* **PROBLEM TO SOLVE**
The records come next. Copy all of them exactly.

-*-

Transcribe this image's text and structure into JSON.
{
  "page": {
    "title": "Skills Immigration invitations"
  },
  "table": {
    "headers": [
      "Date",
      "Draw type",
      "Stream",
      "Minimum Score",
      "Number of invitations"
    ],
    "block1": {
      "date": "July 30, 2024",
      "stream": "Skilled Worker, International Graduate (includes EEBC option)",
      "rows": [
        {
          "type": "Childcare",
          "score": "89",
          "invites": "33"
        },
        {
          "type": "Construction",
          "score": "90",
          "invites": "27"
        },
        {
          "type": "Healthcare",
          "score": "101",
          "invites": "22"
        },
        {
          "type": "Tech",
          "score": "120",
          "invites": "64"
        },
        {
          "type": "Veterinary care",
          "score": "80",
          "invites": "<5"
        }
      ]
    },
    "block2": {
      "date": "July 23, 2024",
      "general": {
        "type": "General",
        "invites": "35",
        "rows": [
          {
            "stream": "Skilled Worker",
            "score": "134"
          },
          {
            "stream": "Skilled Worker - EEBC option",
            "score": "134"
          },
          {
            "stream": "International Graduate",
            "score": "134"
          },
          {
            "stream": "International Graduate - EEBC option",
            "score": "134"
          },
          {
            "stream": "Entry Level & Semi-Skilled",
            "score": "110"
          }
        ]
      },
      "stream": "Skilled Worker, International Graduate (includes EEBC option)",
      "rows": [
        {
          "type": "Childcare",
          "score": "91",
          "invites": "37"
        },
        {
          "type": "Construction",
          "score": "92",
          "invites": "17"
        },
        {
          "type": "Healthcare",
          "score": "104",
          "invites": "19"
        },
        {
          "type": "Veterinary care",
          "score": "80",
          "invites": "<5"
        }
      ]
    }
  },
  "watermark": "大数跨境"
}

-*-

* **RESPONSE FOR THIS EXERCISE**
Transcribe this image's text and structure into JSON.
{
  "page": {
    "title": "Skills Immigration invitations"
  },
  "table": {
    "headers": [
      "Date",
      "Draw type",
      "Stream",
      "Minimum Score",
      "Number of invitations"
    ],
    "block1": {
      "date": "July 30, 2024",
      "stream": "Skilled Worker, International Graduate (includes EEBC option)",
      "rows": [
        {
          "type": "Childcare",
          "score": "89",
          "invites": "33"
        },
        {
          "type": "Construction",
          "score": "90",
          "invites": "27"
        },
        {
          "type": "Healthcare",
          "score": "101",
          "invites": "22"
        },
        {
          "type": "Tech",
          "score": "120",
          "invites": "64"
        },
        {
          "type": "Veterinary care",
          "score": "80",
          "invites": "<5"
        }
      ]
    },
    "block2": {
      "date": "July 23, 2024",
      "general": {
        "type": "General",
        "invites": "35",
        "rows": [
          {
            "stream": "Skilled Worker",
            "score": "134"
          },
          {
            "stream": "Skilled Worker - EEBC option",
            "score": "134"
          },
          {
            "stream": "International Graduate",
            "score": "134"
          },
          {
            "stream": "International Graduate - EEBC option",
            "score": "134"
          },
          {
            "stream": "Entry Level & Semi-Skilled",
            "score": "110"
          }
        ]
      },
      "stream": "Skilled Worker, International Graduate (includes EEBC option)",
      "rows": [
        {
          "type": "Childcare",
          "score": "91",
          "invites": "37"
        },
        {
          "type": "Construction",
          "score": "92",
          "invites": "17"
        },
        {
          "type": "Healthcare",
          "score": "104",
          "invites": "19"
        },
        {
          "type": "Veterinary care",
          "score": "80",
          "invites": "<5"
        }
      ]
    }
  },
  "watermark": "大数跨境"
}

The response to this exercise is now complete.